This webpage is just a small snipet of West Highland Way information - there are fully detailed websites to offer you lots of useful advice. However, if you are reading this, then you may be interested in our West Highland Way experiences.
We had decided to attempt the West Highland Way but were struggling to organise 7 days when everyone was available to walk it. In the end, we realised that the most time we could arrange together would be 4 days, and that cycling the route would be the best option. Checking cycle reports on the internet and forums suggested that some cyclists had completed the route in a single day..! On closer inspection, the riders had simply ridden 'next' to the route at various tricky areas. This included riding on some horrific sections of the A82.
We decided that we would stick religiously to the waymarked route, and cycle the entire route in the only 4 days we could arrange together, early March. We had a support vehicle and driver, in a Ford Tourneo with rear seats removed, which meant we could use accommodation some distance away from where we stopped cycling.
The first day included a 5 hour drive to Milngavie, in a heavy snowfall, and we did not start cycling until 3pm. However, despite the snow, the route was easy and we made good progress, finishing in Balmaha at 7.30pm in the dark. The biggest problem (a problem that haunted us for nearly the entire route) was the sharp, raised sides of drainage channels which crossed the path at regular intervals. These required a large controled bunny-hop every 5 metres or so, and failing to clear the jump meant a snakebite puncture, something we got to know quite well..!
Our transport took us back to our very nice B&B in Drymen, where we enjoyed a pint or three.

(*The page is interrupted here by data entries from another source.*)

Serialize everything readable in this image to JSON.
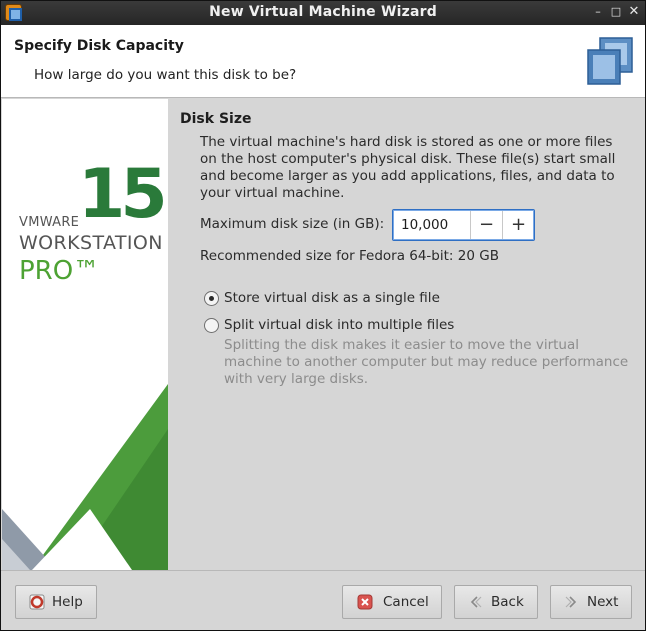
{
  "window": {
    "title": "New Virtual Machine Wizard",
    "min_glyph": "–",
    "max_glyph": "□",
    "close_glyph": "✕"
  },
  "header": {
    "title": "Specify Disk Capacity",
    "subtitle": "How large do you want this disk to be?"
  },
  "banner": {
    "version": "15",
    "brand": "VMWARE",
    "product": "WORKSTATION",
    "edition": "PRO™",
    "accent_green": "#4da233",
    "dark_green": "#2a7a3a"
  },
  "content": {
    "section_title": "Disk Size",
    "description": "The virtual machine's hard disk is stored as one or more files on the host computer's physical disk. These file(s) start small and become larger as you add applications, files, and data to your virtual machine.",
    "max_size_label": "Maximum disk size (in GB):",
    "max_size_value": "10,000",
    "decrement_glyph": "−",
    "increment_glyph": "+",
    "recommended": "Recommended size for Fedora 64-bit: 20 GB",
    "options": [
      {
        "label": "Store virtual disk as a single file",
        "selected": true
      },
      {
        "label": "Split virtual disk into multiple files",
        "selected": false
      }
    ],
    "split_note": "Splitting the disk makes it easier to move the virtual machine to another computer but may reduce performance with very large disks."
  },
  "footer": {
    "help_label": "Help",
    "cancel_label": "Cancel",
    "back_label": "Back",
    "next_label": "Next"
  },
  "icons": {
    "app": "vmware-app-icon",
    "header": "virtual-disk-icon",
    "help": "help-lifebuoy-icon",
    "cancel": "cancel-x-icon",
    "back": "back-chevron-icon",
    "next": "next-chevron-icon"
  }
}
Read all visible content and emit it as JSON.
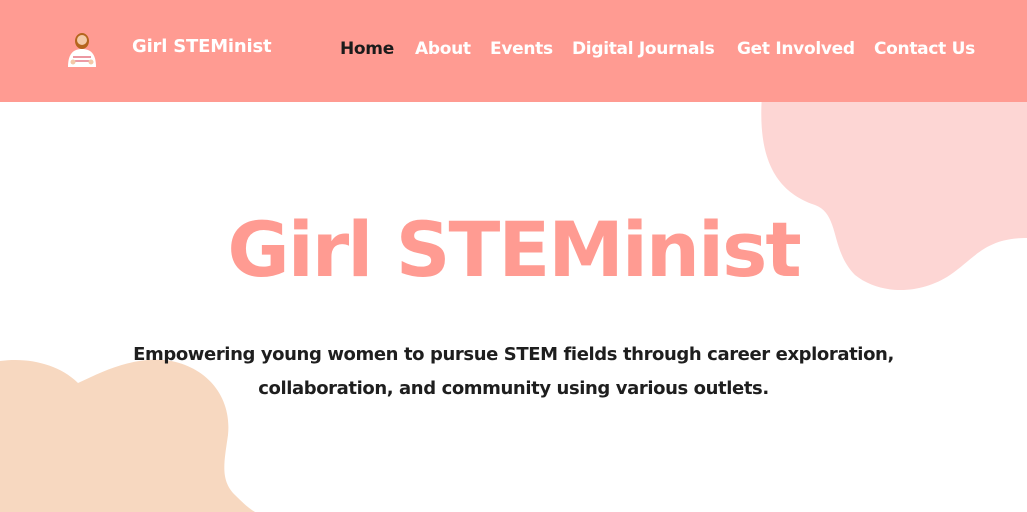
{
  "header": {
    "brand": "Girl STEMinist",
    "logo_icon": "girl-steminist-logo-icon",
    "background_color": "#ff9b92"
  },
  "nav": {
    "items": [
      {
        "label": "Home",
        "active": true
      },
      {
        "label": "About",
        "active": false
      },
      {
        "label": "Events",
        "active": false
      },
      {
        "label": "Digital Journals",
        "active": false
      },
      {
        "label": "Get Involved",
        "active": false
      },
      {
        "label": "Contact Us",
        "active": false
      }
    ]
  },
  "hero": {
    "title": "Girl STEMinist",
    "tagline_line1": "Empowering young women to pursue STEM fields through career exploration,",
    "tagline_line2": "collaboration, and community using various outlets."
  },
  "colors": {
    "accent": "#ff9b92",
    "blob_pink": "#fdd6d4",
    "blob_peach": "#f7d8c0",
    "text_dark": "#1e1e1e"
  }
}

Returning to Balmaha next morning, we started along the trail. A small access road runs north alongside Loch Lomond, but the Way avoids using it. We were pushing the bikes up the steep hills, and carrying them down the descents for hours, just to realise we could have progressed along the road in 1/4 of the time with little effort. The route was very rewarding, but it explained to us how other cyclists sticking to the road completed the West Highland Way so quickly..!
We arrived at Rowardennan and stopped for a coffee in the Hotel. A ferry runs from here to Tarbet, but not at this time of year... We were surprised to meet a number of individuals and couples also attempting the West Highland Way - and were to keep seeing them over the next few days. Hope you all enjoyed the walk..!
Leaving the Hotel around 1pm, we embarked on what is considered as the most demanding section for cyclists, with many cyclists opting to take the ferry and continue on the main A82 instead. The track started as a gentle but sustained uphill forest ride, with slower progress but nothing too demanding. This soon changed to a very rocky and totally unridable path. Progress was extremely slow, with walkers we had met in the Hotel now overtaking us. Bikes had to be carried, and moral was low...
Still, I would recommend this struggle rather than the suicidal cycle along the A82. And anyway - the ferry was not running yet - so we had no choice :-)
We arrived at the Drovers Inn for a quick pint, then transfer to our posh hotel in Tyndrum. Weather reports for the next day predicted a heavy snowfall over the Highlands, something that worried us with the cycle over Rannoch Moor ahead. As it happened, the weather was fantastic the next day, and the snow completely missed us, but covered Aviemore instead.
The next section was from the Drovers at Ardlui to Bridge of Orchy. This was a fantastic section, with no real problems apart from some nasty short sections due to 'maintenance' paid for by the RBS Caledonian Challenge.